Tips for Proper Storage of Chicken Feed
The proper storage of chicken feed is paramount to prevent mold growth. Store it in a cool, dry place, preferably in an airtight container, and ensure it’s used within its freshness date.
Signs of Mold to Watch Out For
Mold is not always visible to the naked eye. Sometimes, it may only be detectable by smell. So, if your chicken feed has a musty or off smell, it might be best to discard it.
Alternatives to Feed Chickens when Regular Feed is Contaminated
If your regular feed is contaminated with mold, don’t panic. You can provide alternatives like fresh fruits, vegetables, and grains until you get new, mold-free feed. Always remember the health of your chickens is a top priority!
What Unusual Foods Can Chickens Eat?
Chickens are notorious for being unfussy eaters; sometimes, their culinary choices can surprise us. There are several unusual items that chickens can benefit from consuming. Let’s have a look at some of them.
Believe it or not, egg shells can be a fantastic addition to your chickens’ diet. They are rich in calcium, essential for laying hens to produce strong, healthy eggs. The shells should be crushed before feeding to avoid encouraging egg-eating habits in your flock.

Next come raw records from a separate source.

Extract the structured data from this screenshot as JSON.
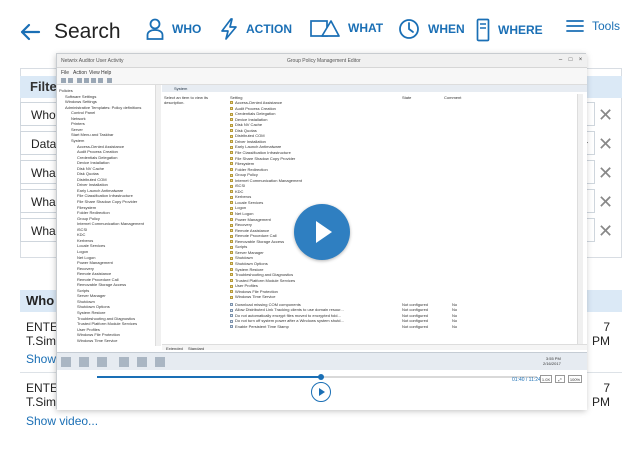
{
  "nav": {
    "search": "Search",
    "who": "WHO",
    "action": "ACTION",
    "what": "WHAT",
    "when": "WHEN",
    "where": "WHERE",
    "tools": "Tools"
  },
  "filters": {
    "header": "Filte",
    "rows": [
      "Who",
      "Data",
      "Wha",
      "Wha",
      "Wha"
    ]
  },
  "results": {
    "header": "Who",
    "entries": [
      {
        "line1": "ENTE",
        "line2": "T.Sim",
        "right1": "7",
        "right2": "PM",
        "link": "Show"
      },
      {
        "line1": "ENTE",
        "line2": "T.Sim",
        "right1": "7",
        "right2": "PM",
        "link": "Show video..."
      }
    ]
  },
  "video": {
    "window_title_left": "Netwrix Auditor User Activity",
    "window_title": "Group Policy Management Editor",
    "menu": [
      "File",
      "Action",
      "View",
      "Help"
    ],
    "tree": [
      "Policies",
      "Software Settings",
      "Windows Settings",
      "Administrative Templates: Policy definitions",
      "Control Panel",
      "Network",
      "Printers",
      "Server",
      "Start Menu and Taskbar",
      "System",
      "Access-Denied Assistance",
      "Audit Process Creation",
      "Credentials Delegation",
      "Device Installation",
      "Disk NV Cache",
      "Disk Quotas",
      "Distributed COM",
      "Driver Installation",
      "Early Launch Antimalware",
      "File Classification Infrastructure",
      "File Share Shadow Copy Provider",
      "Filesystem",
      "Folder Redirection",
      "Group Policy",
      "Internet Communication Management",
      "iSCSI",
      "KDC",
      "Kerberos",
      "Locale Services",
      "Logon",
      "Net Logon",
      "Power Management",
      "Recovery",
      "Remote Assistance",
      "Remote Procedure Call",
      "Removable Storage Access",
      "Scripts",
      "Server Manager",
      "Shutdown",
      "Shutdown Options",
      "System Restore",
      "Troubleshooting and Diagnostics",
      "Trusted Platform Module Services",
      "User Profiles",
      "Windows File Protection",
      "Windows Time Service"
    ],
    "detail_tab": "System",
    "description": "Select an item to view its description.",
    "columns": {
      "setting": "Setting",
      "state": "State",
      "comment": "Comment"
    },
    "settings": [
      "Access-Denied Assistance",
      "Audit Process Creation",
      "Credentials Delegation",
      "Device Installation",
      "Disk NV Cache",
      "Disk Quotas",
      "Distributed COM",
      "Driver Installation",
      "Early Launch Antimalware",
      "File Classification Infrastructure",
      "File Share Shadow Copy Provider",
      "Filesystem",
      "Folder Redirection",
      "Group Policy",
      "Internet Communication Management",
      "iSCSI",
      "KDC",
      "Kerberos",
      "Locale Services",
      "Logon",
      "Net Logon",
      "Power Management",
      "Recovery",
      "Remote Assistance",
      "Remote Procedure Call",
      "Removable Storage Access",
      "Scripts",
      "Server Manager",
      "Shutdown",
      "Shutdown Options",
      "System Restore",
      "Troubleshooting and Diagnostics",
      "Trusted Platform Module Services",
      "User Profiles",
      "Windows File Protection",
      "Windows Time Service"
    ],
    "policies": [
      {
        "name": "Download missing COM components",
        "state": "Not configured",
        "comment": "No"
      },
      {
        "name": "Allow Distributed Link Tracking clients to use domain resour...",
        "state": "Not configured",
        "comment": "No"
      },
      {
        "name": "Do not automatically encrypt files moved to encrypted fold...",
        "state": "Not configured",
        "comment": "No"
      },
      {
        "name": "Do not turn off system power after a Windows system shutd...",
        "state": "Not configured",
        "comment": "No"
      },
      {
        "name": "Enable Persistent Time Stamp",
        "state": "Not configured",
        "comment": "No"
      }
    ],
    "ext_tabs": [
      "Extended",
      "Standard"
    ],
    "tray_time": "3:55 PM",
    "tray_date": "2/16/2017",
    "time_display": "01:40 / 11:24",
    "speed": "1.0X",
    "zoom": "100%",
    "progress": 0.51
  },
  "colors": {
    "accent": "#1a6fb5",
    "play": "#2f7fc1"
  }
}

While chickens might show interest in your discarded coffee grounds, it’s best not to indulge them. Caffeine is not good for chickens and can have harmful effects. Coffee grounds also have a bitter taste, which is not exactly a favorite among chickens.

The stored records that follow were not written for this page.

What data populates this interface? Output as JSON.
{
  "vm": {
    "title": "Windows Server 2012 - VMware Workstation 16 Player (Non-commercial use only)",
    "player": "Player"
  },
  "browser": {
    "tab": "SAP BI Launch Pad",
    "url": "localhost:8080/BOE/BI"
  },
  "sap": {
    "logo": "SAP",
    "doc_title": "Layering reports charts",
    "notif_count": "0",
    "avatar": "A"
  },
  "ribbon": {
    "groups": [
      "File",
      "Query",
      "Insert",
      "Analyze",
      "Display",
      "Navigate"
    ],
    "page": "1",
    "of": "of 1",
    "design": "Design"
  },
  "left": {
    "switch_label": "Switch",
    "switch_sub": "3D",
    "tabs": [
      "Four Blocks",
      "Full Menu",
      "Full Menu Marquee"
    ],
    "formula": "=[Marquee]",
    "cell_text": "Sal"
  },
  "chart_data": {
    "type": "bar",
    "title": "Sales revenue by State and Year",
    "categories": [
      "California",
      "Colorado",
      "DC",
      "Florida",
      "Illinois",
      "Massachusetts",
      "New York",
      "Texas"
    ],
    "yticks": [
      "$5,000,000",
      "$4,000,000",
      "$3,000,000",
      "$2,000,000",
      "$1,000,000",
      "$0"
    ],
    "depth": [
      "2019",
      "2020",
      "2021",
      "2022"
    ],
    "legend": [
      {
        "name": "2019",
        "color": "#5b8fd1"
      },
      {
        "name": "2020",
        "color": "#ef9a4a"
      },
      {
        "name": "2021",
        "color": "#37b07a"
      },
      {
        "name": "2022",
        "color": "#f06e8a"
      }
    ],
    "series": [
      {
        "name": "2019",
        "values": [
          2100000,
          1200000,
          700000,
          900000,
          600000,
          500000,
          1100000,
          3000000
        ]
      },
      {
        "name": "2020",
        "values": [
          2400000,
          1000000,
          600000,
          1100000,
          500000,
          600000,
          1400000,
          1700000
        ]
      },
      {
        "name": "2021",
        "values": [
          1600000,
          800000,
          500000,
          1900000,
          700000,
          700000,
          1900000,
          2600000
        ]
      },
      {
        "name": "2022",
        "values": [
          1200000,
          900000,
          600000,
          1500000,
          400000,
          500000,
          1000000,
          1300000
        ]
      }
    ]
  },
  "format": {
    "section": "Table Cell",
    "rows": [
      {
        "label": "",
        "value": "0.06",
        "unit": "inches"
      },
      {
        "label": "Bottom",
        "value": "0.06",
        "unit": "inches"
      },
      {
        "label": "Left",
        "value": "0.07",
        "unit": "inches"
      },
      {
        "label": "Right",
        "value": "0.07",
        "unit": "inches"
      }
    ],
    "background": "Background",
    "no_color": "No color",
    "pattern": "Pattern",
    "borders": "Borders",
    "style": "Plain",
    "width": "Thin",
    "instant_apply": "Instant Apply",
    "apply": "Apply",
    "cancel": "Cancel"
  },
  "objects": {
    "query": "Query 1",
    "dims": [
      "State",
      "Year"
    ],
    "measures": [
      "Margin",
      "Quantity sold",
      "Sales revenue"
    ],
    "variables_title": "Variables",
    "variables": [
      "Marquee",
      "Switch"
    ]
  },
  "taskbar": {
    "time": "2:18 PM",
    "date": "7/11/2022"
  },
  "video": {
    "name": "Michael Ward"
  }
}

While it might seem odd, small rocks, especially grit or pebbles, play an essential part in a chicken’s diet. Chickens don’t have teeth to grind food; instead, they use grit stored in their gizzard to break down their food for digestion. Just ensure the rocks are small enough for them to safely ingest.
Diatomaceous earth (DE) is a soft sedimentary rock that can be crumbled into a fine white powder. It’s often used in chicken coops as a natural pesticide. While chickens can ingest small amounts without harm, and it’s believed to help with internal parasites, DE can be harmful in large quantities and is best used sparingly.
Crab shells can be a great source of calcium and other minerals for chickens. As with eggshells, they need to be crushed into small pieces before feeding. Ensure the shells are thoroughly cleaned and cooked to kill pathogens before offering them to your chickens.
Can chickens eat moldy food – final thoughts
In our journey through the clucking world of chicken diets, we’ve cracked open the truth about one question: can chickens eat moldy food? The resounding answer from science and experienced poultry keepers alike is a definite no. We’ve pecked through the basics of chicken digestion, understood the icky details of mold, and seen how moldy food can lead to a coop-full of trouble.
Remember, chickens aren’t fussy eaters – they’d happily gobble down moldy food without a second thought. But it’s up to us, their human caretakers, to ensure their meals are safe and nutritious. Keep your eyes peeled for signs of mold, store your feed properly, and always err on the side of caution when in doubt.